The importance of parliamentary control
Political dissent and transparency allow democracies to review and, if necessary, adjust measures in the fight against COVID-19. According to democracy researcher Ehs, however, parliamentary assemblies need to continue to meet unhindered. "Parliaments are platforms where voices are heard and where dissenting opinions crystallize. In a democracy, there are always alternatives. This becomes clear in plenary debates." For that reason, she maintains that parliamentary activity should not be curtailed, as it was in Hungary. When the country approved a controversial emergency law this past week, its parliament gave Prime Minister Viktor Orban sweeping powers for an unlimited period of time. As long as the state of emergency persists, no elections may be held and the dissemination of "disturbing information" may be punished with prison sentences.
Hungary has certainly adopted the most restrictive set of measures in the European Union. But other states, such as Spain, have followed suit. They have decided to shut down operations temporarily or to hold virtual parliamentary votes, albeit within the framework of their national constitutions. In Germany, a similar proposal by the President of the Bundestag, Wolfgang Schäuble, was hotly debated. Schäuble proposed a reduced-size "emergency parliament” that could act on the crisis. However, Germany's Constitution only allows for such a measure in a state of national defense. Several members of the opposition have criticized the measure, saying it is not the time to fiddle around with the Constitution.

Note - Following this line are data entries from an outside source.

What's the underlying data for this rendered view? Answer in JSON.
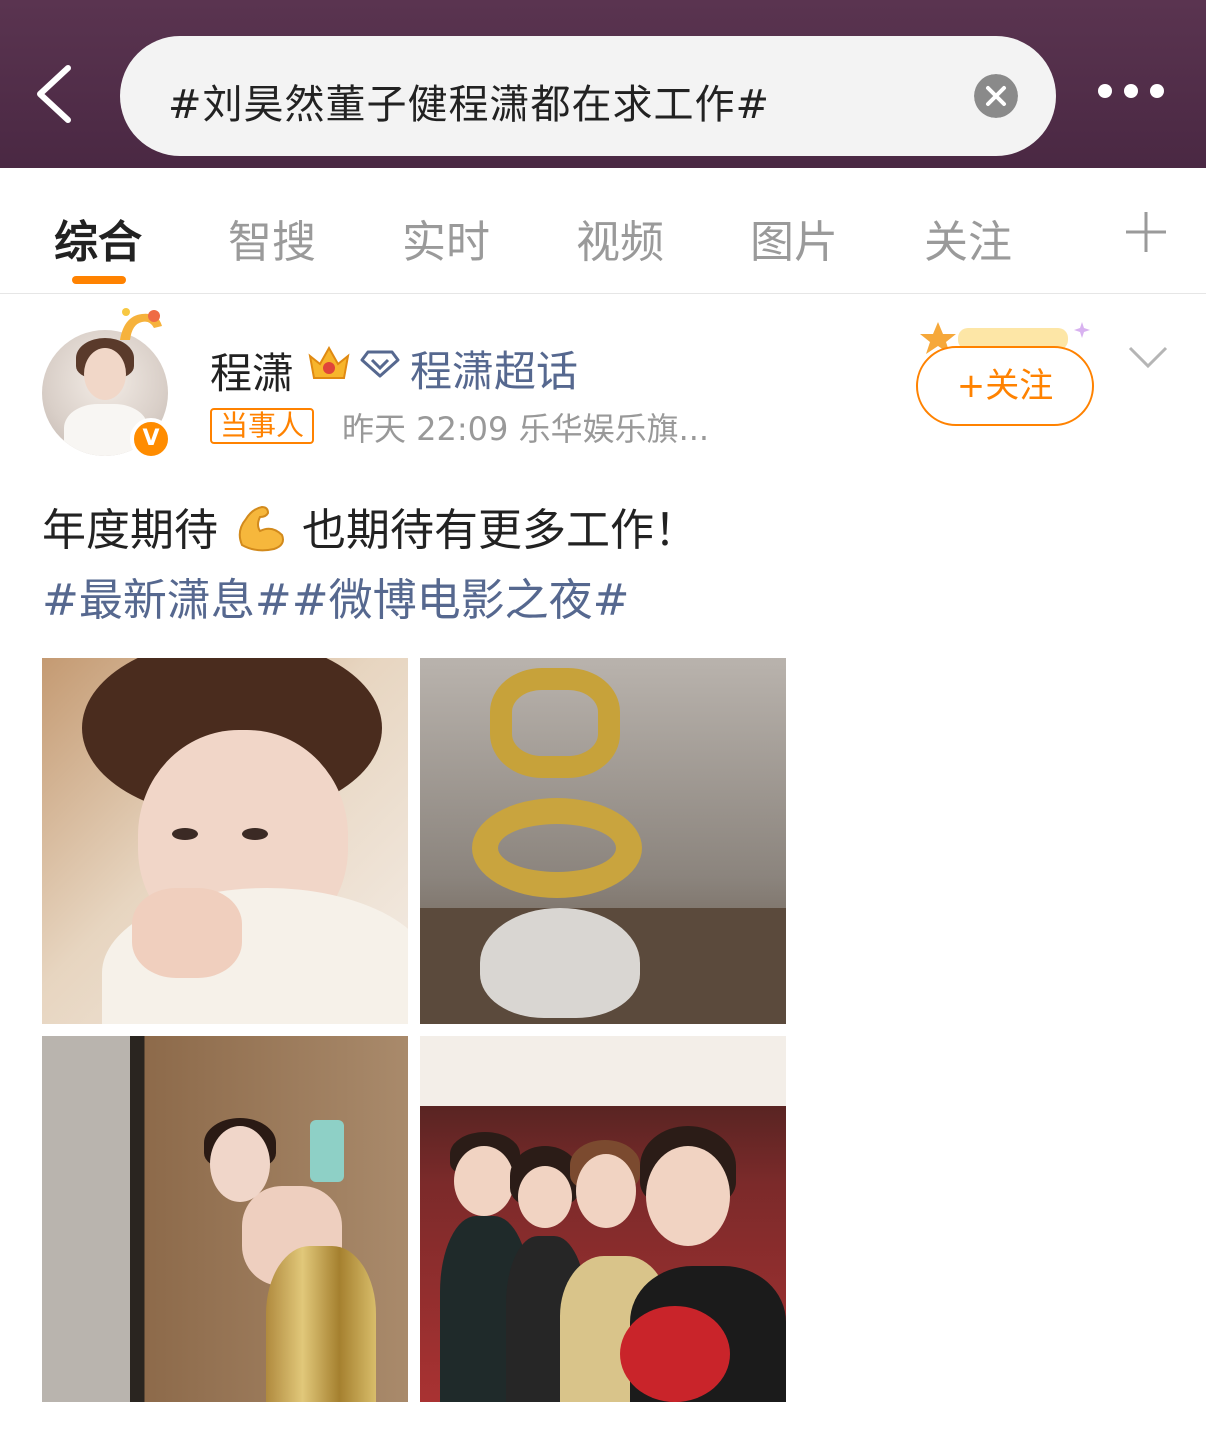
{
  "header": {
    "search_text": "#刘昊然董子健程潇都在求工作#",
    "back_icon": "chevron-left-icon",
    "clear_icon": "close-circle-icon",
    "more_icon": "more-horizontal-icon"
  },
  "tabs": {
    "items": [
      {
        "label": "综合",
        "active": true
      },
      {
        "label": "智搜",
        "active": false
      },
      {
        "label": "实时",
        "active": false
      },
      {
        "label": "视频",
        "active": false
      },
      {
        "label": "图片",
        "active": false
      },
      {
        "label": "关注",
        "active": false
      }
    ],
    "add_icon": "plus-icon"
  },
  "post": {
    "username": "程潇",
    "supertopic": "程潇超话",
    "badge": "当事人",
    "meta": "昨天 22:09  乐华娱乐旗...",
    "follow_label": "+关注",
    "verified_label": "V",
    "text": "年度期待",
    "text_after": " 也期待有更多工作！",
    "hashtags": "#最新潇息##微博电影之夜#",
    "images": [
      {
        "alt": "selfie-portrait"
      },
      {
        "alt": "golden-film-trophy"
      },
      {
        "alt": "mirror-selfie-gold-dress"
      },
      {
        "alt": "group-selfie-theater"
      }
    ]
  },
  "colors": {
    "header_bg": "#4f2c48",
    "accent": "#ff8200",
    "link": "#56688f"
  }
}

Overcoming the initial shock
For Austrian researcher Ehs, it is important that civil society remain alert as governments forge ahead with ever more restrictive measures. She was irritated, she says, to note that people in Austria remained passive in the first two weeks of the pandemic. She saw little dissent from the opposition, and the press hardly ever criticized the new measures. This has changed in the last few days: "The media is giving more space to the opposition, and authoritative, scientific voices have their say as well."
The hour of crisis, according to Ehs, could also become the authoritarian's finest hour. She encourages vigilance to ensure that democracies do not suffer lasting damages. It is not that democracies are going to turn into autocracies overnight. "Rather, I see with concern that citizens are in fear. They want stronger leadership and they willingly accept restrictions on their freedom in exchange for that." And now politicians are seeing just how far they can go until they are met with opposition. "The real question is: what autocratic elements in our democracy are going to rear their head once the fragile balance between freedom and security is upset."
Ehs insists that any measure by a democratic government against the coronavirus should be limited in duration. In Germany, for example, it is still not clear when the restrictions will be lifted. Chancellor Angela Merkel's government also has not yet presented its exit strategy. This week, the country's Ethics Council intervened. It urged politicians to show more transparency in presenting their arguments for a lockdown of the country. The Council also stated that it is not too early to discuss a proper way out of the crisis. It expressed concerns that, with its opaqueness, the government might jeopardize the public's trust.
In the fight against the virus, democracies have one major advantage over autocracies: trust. A trusting populace means that people largely support the government's decisions. In the case of the coronavirus, that trust can mean the difference between hampering or accelerating the spread of the pandemic.